Let’s take a small example to understand this concept.

Example

Step-1:

So, we’ve modelled a simple 3-span fanned cable-stayed bridge with 8 cables and cable pretension as unity.

Figure 3. 3-span fanned cable stayed bridge

Step-2:

Now I want to know what should be the pretension in cables in the completed state of the bridge.

So now I’ll use “Unknown Load Factor” method. I’ll instruct the software with some constraints - Here for example we have used the bending moment of the deck (elements 5,6,8)  and the deflection of the top node (node no. 34) of the pylon as constraints

The software will make the objective functions and will provide us with certain pretension values for the cables. Here, 333, 254, 193 and 340 tonf respectively for the four cables.

Figure 4,5,6 - example for Cable Tuning

We can observe from the results that the bending moment in the deck reduces to a great extent when we apply the obtained pretension in the cable. Also, the bending moment in the pylon becomes almost negligible thus we need to design it for axial forces only.

Figure 7, 8 - Bending Moment with ULF pretension in cables

Step-3:

Now we are ready to have hands-on cable tuning. Let’s dive into the most interesting part.

We got the pretension values from the ULF method. Right? But we want to change the forces as per our requirement.

This is what the interface of cable tuning looks like.

Figure 9 - Interface of Cable Tuning

So let’s understand this interface here.

1. Top bar graph: Pretension values of the cables which we obtained from the ULF method

2. Bottom line graph: Blue line shows the variation of bending moment along the length of the bridge due to the combination of all the loads. (LCB2)

3. Influence Value: Green line in the bottom graph is the influence line for the “Tension 2” pretension.
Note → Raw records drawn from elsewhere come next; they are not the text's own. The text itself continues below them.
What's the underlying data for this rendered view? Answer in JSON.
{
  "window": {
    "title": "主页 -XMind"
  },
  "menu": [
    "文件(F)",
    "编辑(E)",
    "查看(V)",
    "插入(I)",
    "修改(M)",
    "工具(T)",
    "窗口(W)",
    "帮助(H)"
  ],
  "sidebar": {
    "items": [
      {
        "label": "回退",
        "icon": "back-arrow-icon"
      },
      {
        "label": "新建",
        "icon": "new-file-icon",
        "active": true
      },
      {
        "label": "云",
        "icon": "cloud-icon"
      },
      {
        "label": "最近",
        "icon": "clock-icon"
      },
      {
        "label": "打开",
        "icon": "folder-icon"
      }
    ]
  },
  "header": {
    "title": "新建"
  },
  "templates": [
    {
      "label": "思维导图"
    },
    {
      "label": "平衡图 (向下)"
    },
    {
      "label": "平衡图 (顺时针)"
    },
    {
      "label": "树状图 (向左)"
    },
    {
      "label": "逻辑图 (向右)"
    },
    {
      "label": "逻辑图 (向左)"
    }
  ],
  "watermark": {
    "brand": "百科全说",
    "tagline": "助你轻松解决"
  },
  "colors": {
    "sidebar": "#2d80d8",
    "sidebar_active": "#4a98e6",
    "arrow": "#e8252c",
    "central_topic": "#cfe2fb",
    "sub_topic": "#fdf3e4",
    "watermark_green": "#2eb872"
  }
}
Every force will have a different influence line diagram. The influence line represents how the pretension force in cable-2 will affect the final result (bending moment in this case).

4. Range: Dotted Red line in the bottom graph represents the range of bending moment between which we want our blue line to be. (let’s say 500 tonf.m in this case)
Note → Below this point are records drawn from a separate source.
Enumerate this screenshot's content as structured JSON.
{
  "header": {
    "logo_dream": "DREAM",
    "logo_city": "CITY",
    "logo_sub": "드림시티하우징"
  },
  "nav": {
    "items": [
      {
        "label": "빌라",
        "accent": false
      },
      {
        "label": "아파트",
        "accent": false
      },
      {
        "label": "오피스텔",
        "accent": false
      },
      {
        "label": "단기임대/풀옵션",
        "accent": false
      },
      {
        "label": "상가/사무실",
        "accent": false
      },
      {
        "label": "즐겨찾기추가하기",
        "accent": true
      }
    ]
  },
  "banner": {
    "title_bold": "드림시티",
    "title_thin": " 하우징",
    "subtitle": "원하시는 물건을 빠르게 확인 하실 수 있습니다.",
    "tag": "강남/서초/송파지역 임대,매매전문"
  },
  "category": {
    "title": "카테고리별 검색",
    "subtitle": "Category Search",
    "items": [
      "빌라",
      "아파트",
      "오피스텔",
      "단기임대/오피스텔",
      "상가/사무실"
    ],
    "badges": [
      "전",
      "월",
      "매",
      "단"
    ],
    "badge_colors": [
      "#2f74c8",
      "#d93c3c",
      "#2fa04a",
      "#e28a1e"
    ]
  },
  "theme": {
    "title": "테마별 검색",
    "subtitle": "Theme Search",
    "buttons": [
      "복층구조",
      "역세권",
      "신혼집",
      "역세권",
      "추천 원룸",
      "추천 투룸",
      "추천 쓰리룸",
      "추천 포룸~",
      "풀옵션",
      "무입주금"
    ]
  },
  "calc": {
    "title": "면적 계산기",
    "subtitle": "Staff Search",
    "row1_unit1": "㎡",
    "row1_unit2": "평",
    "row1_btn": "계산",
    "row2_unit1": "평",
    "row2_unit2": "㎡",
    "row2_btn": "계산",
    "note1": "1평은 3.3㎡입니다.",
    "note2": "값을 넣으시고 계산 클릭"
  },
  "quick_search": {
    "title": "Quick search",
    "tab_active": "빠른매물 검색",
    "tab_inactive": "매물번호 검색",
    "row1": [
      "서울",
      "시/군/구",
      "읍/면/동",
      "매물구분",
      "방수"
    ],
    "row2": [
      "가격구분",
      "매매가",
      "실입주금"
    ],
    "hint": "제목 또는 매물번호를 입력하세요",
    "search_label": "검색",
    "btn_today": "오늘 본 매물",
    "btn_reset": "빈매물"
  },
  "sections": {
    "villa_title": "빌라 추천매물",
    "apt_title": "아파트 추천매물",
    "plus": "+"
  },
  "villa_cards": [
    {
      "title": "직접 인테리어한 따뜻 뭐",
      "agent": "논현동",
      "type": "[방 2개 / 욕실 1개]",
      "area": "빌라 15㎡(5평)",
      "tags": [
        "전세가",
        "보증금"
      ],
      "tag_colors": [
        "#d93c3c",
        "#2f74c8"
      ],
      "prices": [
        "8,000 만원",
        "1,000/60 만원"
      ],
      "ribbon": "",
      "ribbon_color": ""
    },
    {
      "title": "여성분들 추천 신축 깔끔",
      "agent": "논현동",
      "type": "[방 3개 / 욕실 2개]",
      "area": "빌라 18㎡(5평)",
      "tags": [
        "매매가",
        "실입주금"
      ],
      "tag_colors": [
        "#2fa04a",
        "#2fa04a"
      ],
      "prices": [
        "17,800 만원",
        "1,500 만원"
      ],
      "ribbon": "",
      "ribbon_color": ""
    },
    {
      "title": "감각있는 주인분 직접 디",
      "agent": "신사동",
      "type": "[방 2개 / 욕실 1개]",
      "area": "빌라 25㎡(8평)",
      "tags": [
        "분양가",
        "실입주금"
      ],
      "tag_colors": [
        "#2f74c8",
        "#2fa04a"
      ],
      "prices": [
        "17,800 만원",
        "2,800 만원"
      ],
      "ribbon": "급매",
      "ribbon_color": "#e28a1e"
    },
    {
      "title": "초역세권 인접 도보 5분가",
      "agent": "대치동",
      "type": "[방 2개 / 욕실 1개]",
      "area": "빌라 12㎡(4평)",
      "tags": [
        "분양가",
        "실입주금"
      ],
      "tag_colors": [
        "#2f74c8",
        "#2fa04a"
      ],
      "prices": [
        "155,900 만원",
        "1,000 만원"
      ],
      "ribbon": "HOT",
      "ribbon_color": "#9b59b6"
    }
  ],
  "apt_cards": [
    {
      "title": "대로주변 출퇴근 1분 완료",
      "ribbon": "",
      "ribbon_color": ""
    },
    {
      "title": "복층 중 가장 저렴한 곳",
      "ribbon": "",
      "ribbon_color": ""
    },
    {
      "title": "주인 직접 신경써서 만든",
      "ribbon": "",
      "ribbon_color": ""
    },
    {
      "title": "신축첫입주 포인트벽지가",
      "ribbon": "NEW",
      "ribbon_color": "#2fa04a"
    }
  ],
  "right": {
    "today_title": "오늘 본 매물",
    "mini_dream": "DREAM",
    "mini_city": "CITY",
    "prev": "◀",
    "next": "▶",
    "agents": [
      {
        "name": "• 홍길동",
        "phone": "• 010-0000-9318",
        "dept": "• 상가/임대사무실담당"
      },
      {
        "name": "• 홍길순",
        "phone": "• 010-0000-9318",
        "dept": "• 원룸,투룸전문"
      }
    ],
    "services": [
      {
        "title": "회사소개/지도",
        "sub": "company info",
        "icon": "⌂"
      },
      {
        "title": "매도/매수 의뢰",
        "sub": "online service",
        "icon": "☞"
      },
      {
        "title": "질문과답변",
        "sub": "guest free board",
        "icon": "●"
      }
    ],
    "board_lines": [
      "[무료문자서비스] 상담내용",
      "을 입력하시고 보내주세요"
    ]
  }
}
Now, as a designer, let’s say I want the bending moment should be under 500tonfm and I could observe that it exceeds at around x=0 (mid of the bridge). So we want to change the cable forces to achieve this. How do we decide whether we want to reduce or increase the force and in which cable?

Don’t worry, the influence matrix is here. The “Matrix” option here will do our job.

Figure 10. Influence Matrix

Here we will see the column with x=0. We can observe that magnitude of tension 4 (cable-4) is the highest among the pretension loads. The negative sign represents that it will have an invert effect on the result i.e. when we increase the “Tension 4” pretension, the bending moment will decrease and vice versa.

So to decrease the moment at x=0, we will increase the pretension for cable-4. Let's say we increase the “Tension-4” to 360 tonf from 340.83 tonf.

Figure 11. Influence Matrix (2)

We can now observe that the moment (blue line) is almost under control now at x=0. We can perform a few trials and errors to achieve the desired result.

We can use cable tuning while rounding off the cable forces. For example, we won’t be using 333.80 tonf pretension in an actual project. We would round it off to let's say 340 tonf so we can use cable tuning to check the behaviour of the structure and whether the rounded-off values produce results which are under the range or not.

4. Summary

For a completed state analysis of a cable-stayed bridge, we would first perform ULF to get the cable forces. This will help in reducing the bending moments in the girder and the pylon. Then we will further fine-tune the cables using the influence matrix to get the desired results.